Accumulation of amyloid beta peptide (Aβ) in the brain is a pathological hallmark of Alzheimer's disease (AD); the underlying mechanism, however, is not well understood. In this study, we show that expression of plasminogen activator inhibitor 1 (PAI-1), a physiological inhibitor of tissue type and urokinase type plasminogen activators (tPA and uPA), increases with age in the brain of wild type and Aβ precursor protein-presenilin 1 (APP/PS1) transgenic mice as well as in AD patients. Most importantly, we show that knocking out the PAI-1 gene dramatically reduces Aβ burden in the brain of APP/PS1 mice but has no effect on the levels of full-length APP, alpha or beta C-terminal fragments. Furthermore, we show that knocking out the PAI-1 gene leads to increases in the activities of tPA and plasmin, and the plasmin activity inversely correlates with the amounts of SDS insoluble Aβ40 and Aβ42. Together, these data suggest that increased PAI-1 expression/activity contributes importantly to Aβ accumulation during aging and in AD probably by inhibiting plasminogen activation and thus Aβ degradation.

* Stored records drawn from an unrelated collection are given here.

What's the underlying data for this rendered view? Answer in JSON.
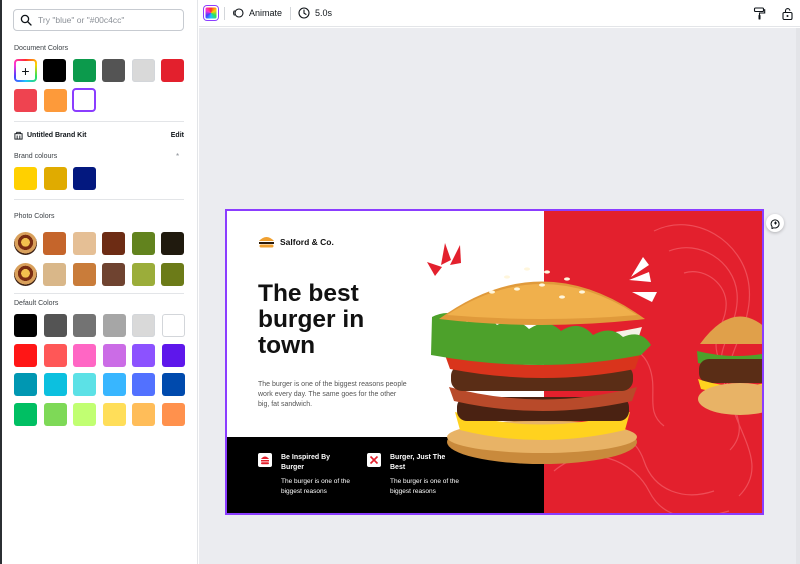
{
  "search": {
    "placeholder": "Try \"blue\" or \"#00c4cc\""
  },
  "document_colors": {
    "title": "Document Colors",
    "add_label": "+",
    "swatches": [
      "#000000",
      "#0c9a4c",
      "#545454",
      "#d9d9d9",
      "#e3202d",
      "#ef4350",
      "#fd9a3a",
      "#ffffff"
    ]
  },
  "brand_kit": {
    "name": "Untitled Brand Kit",
    "edit_label": "Edit",
    "colours_title": "Brand colours",
    "star": "*",
    "swatches": [
      "#ffd000",
      "#e0ab00",
      "#03187f"
    ]
  },
  "photo_colors": {
    "title": "Photo Colors",
    "row1": [
      "#c5652b",
      "#e5bf95",
      "#6d2c14",
      "#62831e",
      "#201a0e"
    ],
    "row2": [
      "#d9b789",
      "#c97c3a",
      "#6f4330",
      "#9bad3a",
      "#6c7b18"
    ]
  },
  "default_colors": {
    "title": "Default Colors",
    "rows": [
      [
        "#000000",
        "#545454",
        "#737373",
        "#a6a6a6",
        "#d9d9d9",
        "#ffffff"
      ],
      [
        "#ff1616",
        "#ff5757",
        "#ff66c4",
        "#cb6ce6",
        "#8c52ff",
        "#5e17eb"
      ],
      [
        "#0097b2",
        "#0cc0df",
        "#5ce1e6",
        "#38b6ff",
        "#5271ff",
        "#004aad"
      ],
      [
        "#00bf63",
        "#7ed957",
        "#c1ff72",
        "#ffde59",
        "#ffbd59",
        "#ff914d"
      ]
    ]
  },
  "toolbar": {
    "animate_label": "Animate",
    "duration_label": "5.0s"
  },
  "design": {
    "brand_name": "Salford & Co.",
    "headline": "The best burger in town",
    "body": "The burger is one of the biggest reasons people work every day. The same goes for the other big, fat sandwich.",
    "features": [
      {
        "title": "Be Inspired By Burger",
        "desc": "The burger is one of the biggest reasons"
      },
      {
        "title": "Burger, Just The Best",
        "desc": "The burger is one of the biggest reasons"
      }
    ],
    "accent_red": "#e3202d"
  }
}
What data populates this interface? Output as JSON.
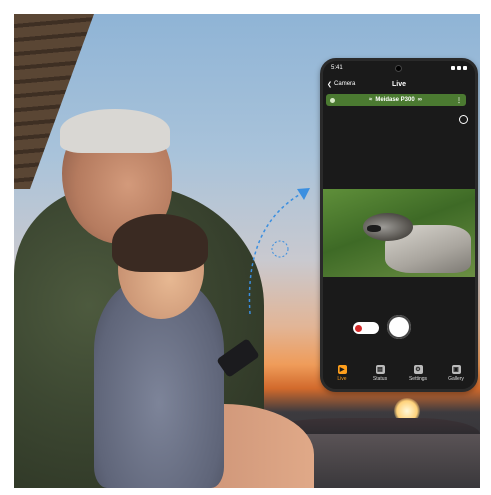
{
  "phone": {
    "status_time": "5:41",
    "nav": {
      "back_label": "Camera",
      "title": "Live"
    },
    "device": {
      "name": "Meidase P300"
    },
    "tabs": [
      {
        "label": "Live",
        "icon": "play-icon",
        "active": true
      },
      {
        "label": "Status",
        "icon": "status-icon",
        "active": false
      },
      {
        "label": "Settings",
        "icon": "gear-icon",
        "active": false
      },
      {
        "label": "Gallery",
        "icon": "gallery-icon",
        "active": false
      }
    ]
  },
  "colors": {
    "accent_orange": "#ff9f1c",
    "device_bar_green": "#4b7a31",
    "arrow_blue": "#3b8fe0",
    "record_red": "#d42a2a"
  }
}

|Original language||English (US)|
|Number of pages||11|
|Journal||Neurobiology of Aging|
|State||Published - Jun 2011|
Bibliographical noteFunding Information:
The work was supported by a grant from National Institute of Aging (NIA, AG016029) and a grant from Center for Aging in the University of Alabama at Birmingham to Rui-Ming Liu; a grant from NIA (AG031846) to Ling Li; and a grant from NIA (P50 AG16852) to Steven Carroll.
- Alzheimer's disease
- Amyloid beta peptide